A hospice will not do that. They keep the patient as comfortable as possible without giving life prolonging treatment.
You can have hospice care at home, with a nurse coming each day to check patient, and to help the family. They take care of talking tothe doctor for prescriptions and take care of insurance.
A person can live a long time without adequate food but not long at all without water. As long as she is getting water she will live... to not have the water would be an agonizing death.
this happened to my father in law. He had pancreatic cancer and could not eat for several weeks. Had he been in hospital they would have kept him alive, much longer, which he did not want. he was ready to go.
Hospice came to the house each day and brought a hospital bed and provided pain meds and we gave him liquids as best we could. he died fairly quickly. hospice does what the patient wants, not what the family wants. if you know what your grandmother would want you can proceed better with her care...my heart goes out to you...this is an experience one never forgets.
To Debi g:
You are standing on the shore watching a ship come into port. You wave as others wave to those on board.... your dying loved one gets on the ship and sails away down the river with many others.
you wave to your loved one until the ship goes round a bend and you can no longer see it. Soon it is out of sight.

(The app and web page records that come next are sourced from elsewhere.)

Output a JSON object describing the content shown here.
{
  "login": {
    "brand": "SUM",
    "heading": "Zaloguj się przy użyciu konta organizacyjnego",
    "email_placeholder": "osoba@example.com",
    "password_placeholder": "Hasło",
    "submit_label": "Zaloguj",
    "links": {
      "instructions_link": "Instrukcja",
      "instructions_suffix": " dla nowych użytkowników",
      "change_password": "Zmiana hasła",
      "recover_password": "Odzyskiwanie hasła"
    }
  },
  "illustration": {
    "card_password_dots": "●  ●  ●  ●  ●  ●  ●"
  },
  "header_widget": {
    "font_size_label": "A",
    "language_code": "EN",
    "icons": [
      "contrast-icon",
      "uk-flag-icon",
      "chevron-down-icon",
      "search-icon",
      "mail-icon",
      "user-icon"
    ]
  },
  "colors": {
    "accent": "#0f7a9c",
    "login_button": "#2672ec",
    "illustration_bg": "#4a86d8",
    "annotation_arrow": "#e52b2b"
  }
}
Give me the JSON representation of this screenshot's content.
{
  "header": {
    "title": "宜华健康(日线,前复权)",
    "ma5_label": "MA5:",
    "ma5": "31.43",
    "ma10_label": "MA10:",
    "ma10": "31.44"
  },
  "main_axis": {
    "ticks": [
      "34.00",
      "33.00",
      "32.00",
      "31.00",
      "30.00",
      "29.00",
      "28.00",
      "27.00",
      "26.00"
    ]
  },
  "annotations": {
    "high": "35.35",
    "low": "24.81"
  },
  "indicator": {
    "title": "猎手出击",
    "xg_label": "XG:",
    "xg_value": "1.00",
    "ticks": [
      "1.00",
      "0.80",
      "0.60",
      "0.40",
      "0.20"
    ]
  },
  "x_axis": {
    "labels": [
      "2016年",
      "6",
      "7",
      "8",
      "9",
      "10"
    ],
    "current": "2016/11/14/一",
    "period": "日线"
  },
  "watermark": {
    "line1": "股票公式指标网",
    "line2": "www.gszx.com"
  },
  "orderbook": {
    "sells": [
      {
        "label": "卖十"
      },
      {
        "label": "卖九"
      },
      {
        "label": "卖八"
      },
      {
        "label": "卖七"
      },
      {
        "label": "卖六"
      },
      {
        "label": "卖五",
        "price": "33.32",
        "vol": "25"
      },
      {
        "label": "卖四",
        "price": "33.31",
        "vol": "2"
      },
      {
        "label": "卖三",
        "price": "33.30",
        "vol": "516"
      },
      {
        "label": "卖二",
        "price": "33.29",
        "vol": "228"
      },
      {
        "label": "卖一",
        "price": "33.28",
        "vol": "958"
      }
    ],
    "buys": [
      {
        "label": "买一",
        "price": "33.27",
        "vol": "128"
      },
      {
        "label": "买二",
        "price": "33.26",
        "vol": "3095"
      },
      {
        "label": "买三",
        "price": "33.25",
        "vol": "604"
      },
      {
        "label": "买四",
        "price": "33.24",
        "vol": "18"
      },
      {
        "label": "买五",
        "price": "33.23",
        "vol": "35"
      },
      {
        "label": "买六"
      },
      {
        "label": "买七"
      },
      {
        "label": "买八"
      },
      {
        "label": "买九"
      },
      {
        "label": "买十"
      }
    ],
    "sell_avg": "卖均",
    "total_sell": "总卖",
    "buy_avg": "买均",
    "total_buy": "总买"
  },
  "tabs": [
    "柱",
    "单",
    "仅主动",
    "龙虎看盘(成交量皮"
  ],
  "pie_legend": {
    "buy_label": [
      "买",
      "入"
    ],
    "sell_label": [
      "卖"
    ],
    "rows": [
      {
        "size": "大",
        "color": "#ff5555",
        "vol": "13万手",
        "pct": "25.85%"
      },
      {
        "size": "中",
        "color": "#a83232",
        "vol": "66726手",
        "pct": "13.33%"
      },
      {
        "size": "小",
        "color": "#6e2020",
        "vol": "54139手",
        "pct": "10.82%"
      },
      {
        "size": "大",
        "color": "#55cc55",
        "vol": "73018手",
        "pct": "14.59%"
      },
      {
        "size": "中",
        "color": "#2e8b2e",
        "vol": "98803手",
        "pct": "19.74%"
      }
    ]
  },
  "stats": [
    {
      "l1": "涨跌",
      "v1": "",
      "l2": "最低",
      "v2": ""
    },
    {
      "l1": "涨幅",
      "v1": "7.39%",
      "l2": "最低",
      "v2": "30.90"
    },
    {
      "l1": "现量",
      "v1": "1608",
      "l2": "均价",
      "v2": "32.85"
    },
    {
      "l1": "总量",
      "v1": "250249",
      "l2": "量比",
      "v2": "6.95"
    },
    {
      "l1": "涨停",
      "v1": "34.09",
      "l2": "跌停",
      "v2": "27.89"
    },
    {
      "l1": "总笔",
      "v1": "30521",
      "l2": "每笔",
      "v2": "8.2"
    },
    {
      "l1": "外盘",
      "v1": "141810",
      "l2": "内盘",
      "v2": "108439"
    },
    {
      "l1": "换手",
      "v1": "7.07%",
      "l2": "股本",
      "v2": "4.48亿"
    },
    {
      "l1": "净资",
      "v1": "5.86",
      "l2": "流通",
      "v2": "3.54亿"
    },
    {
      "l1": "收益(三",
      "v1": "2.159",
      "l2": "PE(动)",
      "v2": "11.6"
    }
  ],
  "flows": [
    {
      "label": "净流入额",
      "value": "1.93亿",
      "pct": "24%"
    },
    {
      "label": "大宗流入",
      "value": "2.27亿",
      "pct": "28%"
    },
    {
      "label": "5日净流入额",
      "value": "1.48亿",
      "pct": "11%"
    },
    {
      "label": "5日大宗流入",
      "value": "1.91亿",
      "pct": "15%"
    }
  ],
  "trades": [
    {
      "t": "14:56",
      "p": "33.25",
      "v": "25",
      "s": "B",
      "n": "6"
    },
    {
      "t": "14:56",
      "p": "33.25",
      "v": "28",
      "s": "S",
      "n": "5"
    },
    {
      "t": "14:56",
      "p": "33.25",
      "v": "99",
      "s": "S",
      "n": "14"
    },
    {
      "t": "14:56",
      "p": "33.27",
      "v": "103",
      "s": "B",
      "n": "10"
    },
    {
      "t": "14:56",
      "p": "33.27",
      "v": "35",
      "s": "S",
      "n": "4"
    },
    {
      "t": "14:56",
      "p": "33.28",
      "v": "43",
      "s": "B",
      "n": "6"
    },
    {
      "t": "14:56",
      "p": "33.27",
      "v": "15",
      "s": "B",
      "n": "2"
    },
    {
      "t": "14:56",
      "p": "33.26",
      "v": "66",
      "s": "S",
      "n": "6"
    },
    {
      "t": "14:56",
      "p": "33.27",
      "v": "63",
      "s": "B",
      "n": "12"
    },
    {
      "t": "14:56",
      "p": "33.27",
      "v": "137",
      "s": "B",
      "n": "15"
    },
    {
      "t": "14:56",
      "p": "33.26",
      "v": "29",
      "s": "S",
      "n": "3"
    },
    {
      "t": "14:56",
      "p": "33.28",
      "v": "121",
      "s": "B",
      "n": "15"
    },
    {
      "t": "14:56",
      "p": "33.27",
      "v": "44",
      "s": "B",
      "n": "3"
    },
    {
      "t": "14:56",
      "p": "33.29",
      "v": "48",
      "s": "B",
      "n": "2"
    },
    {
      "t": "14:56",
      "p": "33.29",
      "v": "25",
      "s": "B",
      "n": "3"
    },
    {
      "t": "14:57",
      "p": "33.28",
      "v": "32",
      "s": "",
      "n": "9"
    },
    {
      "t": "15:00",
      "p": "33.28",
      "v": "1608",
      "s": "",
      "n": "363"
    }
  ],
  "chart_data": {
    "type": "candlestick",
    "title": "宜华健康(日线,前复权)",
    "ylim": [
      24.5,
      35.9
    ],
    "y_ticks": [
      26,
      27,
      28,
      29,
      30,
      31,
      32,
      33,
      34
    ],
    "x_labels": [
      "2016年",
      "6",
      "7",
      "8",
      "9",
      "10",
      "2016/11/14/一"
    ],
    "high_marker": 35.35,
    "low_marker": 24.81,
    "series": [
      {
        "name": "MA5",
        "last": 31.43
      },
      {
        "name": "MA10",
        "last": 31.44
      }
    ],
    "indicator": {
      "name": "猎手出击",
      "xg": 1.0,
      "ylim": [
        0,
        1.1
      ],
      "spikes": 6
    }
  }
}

But not really gone, only invisible to YOU>
for you, on shore, the boat has disappeared.
However, for those waiting eagerly at the next port, the boat is coming in...Our dying loved one is being greeted by those who have gone on before---never to be alone again.
Someday you and I will sail this same ship and our loved ones will stay on Earth's shore and wave goodbye to us. While our passed-on relatives wait eagerly to greet us at the next port.
Death....it is not to be feared...
I believe the Soul/spirit is very familiar with this routine of life/death and in the last moments of our death---the Soul smiles.
Love to you and your loved one.
Last edited by grandma.intense; 05-25-2006 at 10:54 PM.
I volunteer with seniors who have alzheimers disease. In the latter stages, they stop eating. Sometimes a family member will approve having a feeding tube inserted to give them nourishment. Some families choose not to do this, because they would only be prolonging a life that is sadly coming to an end. I'm sure it must be a very difficult decision.
Sorry it's been a while. I really would like to thank you all for your kind words and helpful info regarding my Nan.
I'd just like to let you know that she died on Friday 2nd June at 8am. I think she had finally just had enough. She slipped away very peacefully in her sleep and my mum, autie and Grandad were with her.
We have her funeral tomorrow, so that's the last chapter in my life with Nan, although i do wish her goodnight every night when i go to bed!
Anyway, i'm waffling now! Again, thanks so much for your kind words and support.
My heart goes out to you and your family in this time of grief. I can understand you pain. I recently lost my grandmother. She was quite young actually. She suffered form chronic asthma and another debilitating lung disease witch I canít even spell. She was only breathing with one half of a lung and after being on oxygen for a long time I guess her body gave up one the fight to breath. In the end She had so little oxygen that she was losing feeling in her legs.
I really miss her and hated seeing her in such a state. I try really hard not to think of those last months but instead of the time we spent together when I was young and she would spoil me to no end, and all of the other fun times we had. She is missed but not forgotten.
I hope your able to move on easy and find comfort knowing that she is in a better place and at peace.
God Bless You.